Levy paints a realistic picture of what life is like for this generation of neglected youngsters, and it’s a bleak picture indeed. Bored, promiscuous, and frequently high on drugs and booze, they break into houses in groups to steal and vandalise. They are so disconnected from society that they feel no empathy for their victims, or shame over their actions.
There are perceptive moments, they are just buried beneath unnecessary detail, and skillful assistance would have helped to bring them out and make this a much more lively memoir. Perhaps a second edition? Despite these problems, Emmanuel Alexion has produced a heartfelt and down-to-earth story of he and his wife’s return to their birthplaces, of particular interest to the Greek community in Australia.
This sense of both the fragility of nature, and the fragility of man within nature, becomes an underlying theme that carries Swimming with Crocodiles (Picador Australia) beyond simply a travelogue. We begin to identify with Chaffey as a character, and his development becomes meaningful, but we also put his experience into our own context, and it therefore becomes meaningful to us.
Kathleen Stewart’s memoir is poetic, courageous, and shocking. She shows how children can be so badly treated, how women can be so badly treated, how the mentally ill can be so inadequately treated, that they can destroy themselves and others and the world continues on, oblivious.
As a longtime admirer of all three of these artists, I was rivetted by Weller’s narrative and impressed by her analysis of their lives and legacies. But this is not just a book strictly for the fans of the music – anyone who is interested in womens’ role in society and the period that saw the rise of feminism and the ‘gender wars’ will find much to mull over here.
Send Yourself Roses is not at all like these recent memoirs, but more like the kind of celebrity hagiography produced as a movie tie-in or short-term career booster. This represents a lost opportunity for Turner, one of whose purposes in releasing this memoir seems to be to garner more of the respect she has worked so hard for.
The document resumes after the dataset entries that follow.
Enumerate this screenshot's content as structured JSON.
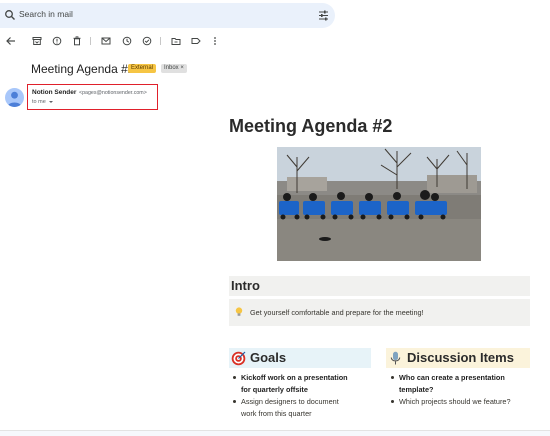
{
  "search": {
    "placeholder": "Search in mail"
  },
  "toolbar": {
    "icons": [
      "back-icon",
      "archive-icon",
      "report-spam-icon",
      "delete-icon",
      "mark-unread-icon",
      "snooze-icon",
      "add-task-icon",
      "move-to-icon",
      "label-icon",
      "more-icon"
    ]
  },
  "message": {
    "subject": "Meeting Agenda #2",
    "badges": {
      "external": "External",
      "inbox": "Inbox ×"
    },
    "sender_name": "Notion Sender",
    "sender_email": "<pages@notionsender.com>",
    "to": "to me"
  },
  "body": {
    "title": "Meeting Agenda #2",
    "intro": {
      "heading": "Intro",
      "callout": "Get yourself comfortable and prepare for the meeting!"
    },
    "goals": {
      "heading": "Goals",
      "items": [
        {
          "line1": "Kickoff work on a presentation",
          "line2": "for quarterly offsite"
        },
        {
          "line1": "Assign designers to document",
          "line2": "work from this quarter"
        }
      ]
    },
    "discussion": {
      "heading": "Discussion Items",
      "items": [
        {
          "line1": "Who can create a presentation",
          "line2": "template?"
        },
        {
          "line1": "Which projects should we feature?"
        }
      ]
    }
  },
  "colors": {
    "search_bg": "#eaf1fb",
    "external_badge": "#f6c544",
    "highlight_box": "#e0202b",
    "intro_bg": "#f1f1ef",
    "goals_bg": "#e7f3f8",
    "discussion_bg": "#fbf3db"
  }
}
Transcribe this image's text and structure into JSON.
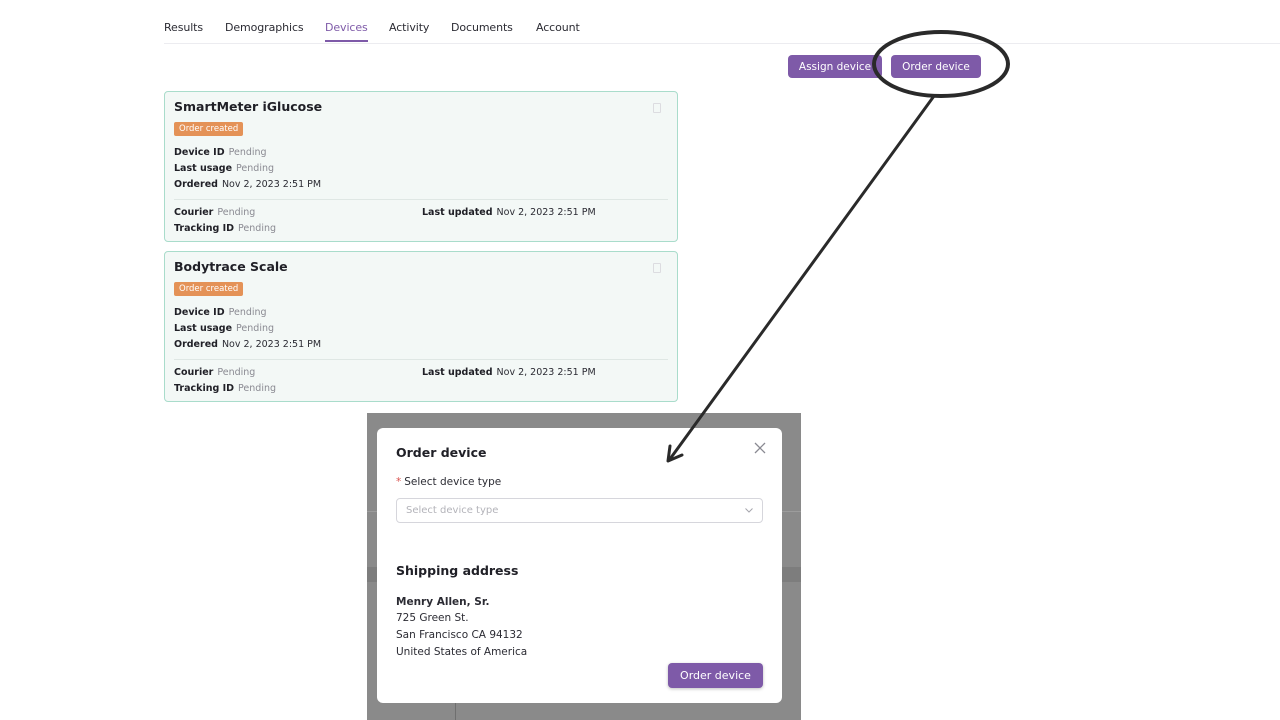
{
  "tabs": [
    {
      "label": "Results"
    },
    {
      "label": "Demographics"
    },
    {
      "label": "Devices",
      "active": true
    },
    {
      "label": "Activity"
    },
    {
      "label": "Documents"
    },
    {
      "label": "Account"
    }
  ],
  "toolbar": {
    "assign_label": "Assign device",
    "order_label": "Order device"
  },
  "devices": [
    {
      "name": "SmartMeter iGlucose",
      "status": "Order created",
      "device_id_label": "Device ID",
      "device_id": "Pending",
      "last_usage_label": "Last usage",
      "last_usage": "Pending",
      "ordered_label": "Ordered",
      "ordered": "Nov 2, 2023 2:51 PM",
      "courier_label": "Courier",
      "courier": "Pending",
      "tracking_label": "Tracking ID",
      "tracking": "Pending",
      "last_updated_label": "Last updated",
      "last_updated": "Nov 2, 2023 2:51 PM"
    },
    {
      "name": "Bodytrace Scale",
      "status": "Order created",
      "device_id_label": "Device ID",
      "device_id": "Pending",
      "last_usage_label": "Last usage",
      "last_usage": "Pending",
      "ordered_label": "Ordered",
      "ordered": "Nov 2, 2023 2:51 PM",
      "courier_label": "Courier",
      "courier": "Pending",
      "tracking_label": "Tracking ID",
      "tracking": "Pending",
      "last_updated_label": "Last updated",
      "last_updated": "Nov 2, 2023 2:51 PM"
    }
  ],
  "modal": {
    "title": "Order device",
    "required_mark": "*",
    "select_label": "Select device type",
    "select_placeholder": "Select device type",
    "shipping_title": "Shipping address",
    "address": {
      "name": "Menry Allen, Sr.",
      "line1": "725 Green St.",
      "line2": "San Francisco CA 94132",
      "line3": "United States of America"
    },
    "submit_label": "Order device"
  },
  "colors": {
    "accent": "#7e5aa8",
    "badge": "#e49257",
    "card_border": "#a9dccb",
    "card_bg": "#f3f8f6",
    "annotation": "#2a2a2a"
  },
  "icons": {
    "close": "close-icon",
    "chevron": "chevron-down-icon",
    "trash": "trash-icon"
  }
}
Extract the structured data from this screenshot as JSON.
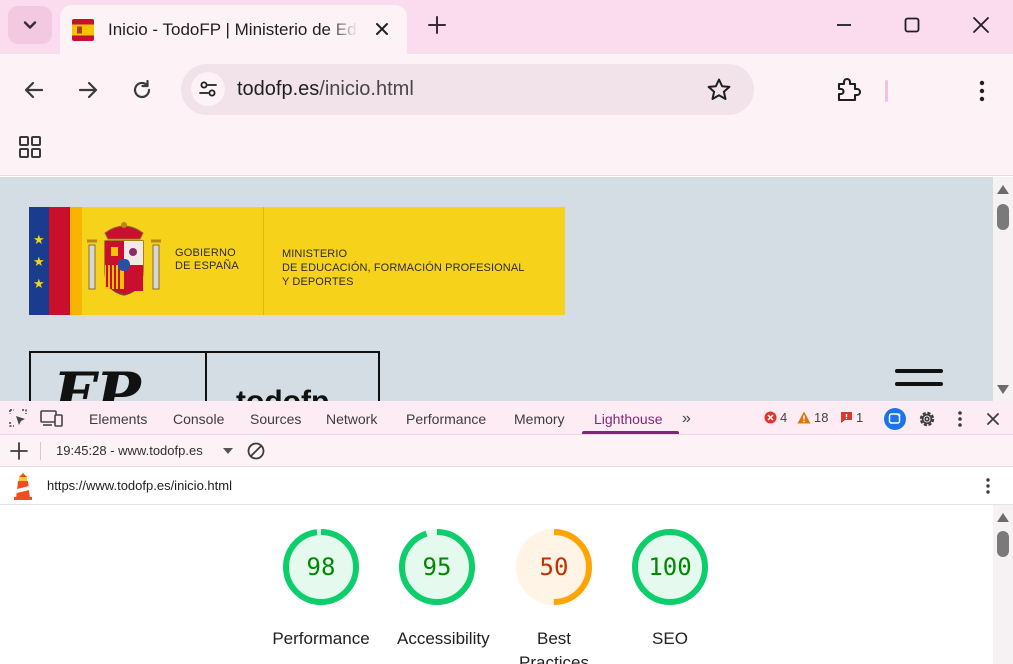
{
  "browser": {
    "tab": {
      "title": "Inicio - TodoFP | Ministerio de Educación, Formación Profesional y Deportes"
    },
    "omnibox": {
      "host": "todofp.es",
      "path": "/inicio.html"
    }
  },
  "page": {
    "gov_banner": {
      "gov_line1": "GOBIERNO",
      "gov_line2": "DE ESPAÑA",
      "ministry_line1": "MINISTERIO",
      "ministry_line2": "DE EDUCACIÓN, FORMACIÓN PROFESIONAL",
      "ministry_line3": "Y DEPORTES"
    },
    "fp_logo": {
      "big": "FP",
      "small": "todofp"
    }
  },
  "devtools": {
    "tabs": [
      "Elements",
      "Console",
      "Sources",
      "Network",
      "Performance",
      "Memory",
      "Lighthouse"
    ],
    "active_tab": "Lighthouse",
    "errors": "4",
    "warnings": "18",
    "issues": "1",
    "report_selector": "19:45:28 - www.todofp.es",
    "audited_url": "https://www.todofp.es/inicio.html"
  },
  "lighthouse": {
    "scores": [
      {
        "value": 98,
        "label": "Performance",
        "status": "pass"
      },
      {
        "value": 95,
        "label": "Accessibility",
        "status": "pass"
      },
      {
        "value": 50,
        "label": "Best Practices",
        "status": "average"
      },
      {
        "value": 100,
        "label": "SEO",
        "status": "pass"
      }
    ],
    "colors": {
      "pass_stroke": "#0cce6b",
      "pass_fill": "#e6f9ee",
      "pass_text": "#008800",
      "average_stroke": "#ffa400",
      "average_fill": "#fff4e6",
      "average_text": "#c33300"
    }
  }
}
To sum up: this is a memorable book and was an influential one too, for the Beats especially (“on the road” is a phrase that recurs throughout; Kerouac seems to have palmed it from here). It is that rare thing: a cult book that lives up to its reputation. Its take-home message: the world is a tool for self-discovery; not at all bad for an autobiography.
So often memoirs can be maudlin or portray the author as an innocent victim of circumstances. This is not the case in A MONTH OF SUNDAYS. The author mixes tears and humor and is not afraid to show herself or…
Warren’s memoir is short on words but the pictures that fill the oversized paperback are fascinating. The blue mosque in Istanbul is glorious while the Roman ruins in Baalbek are haunting. Reviewed by Robin Landry From London to New Delhi…
Through the eyes of these four women many of the controversial issues of today’s Church are discussed. Schelly perceives accurately the crisis of an institution built heavily on medieval theology inadequate for today’s social problems. Women are accepted as equals…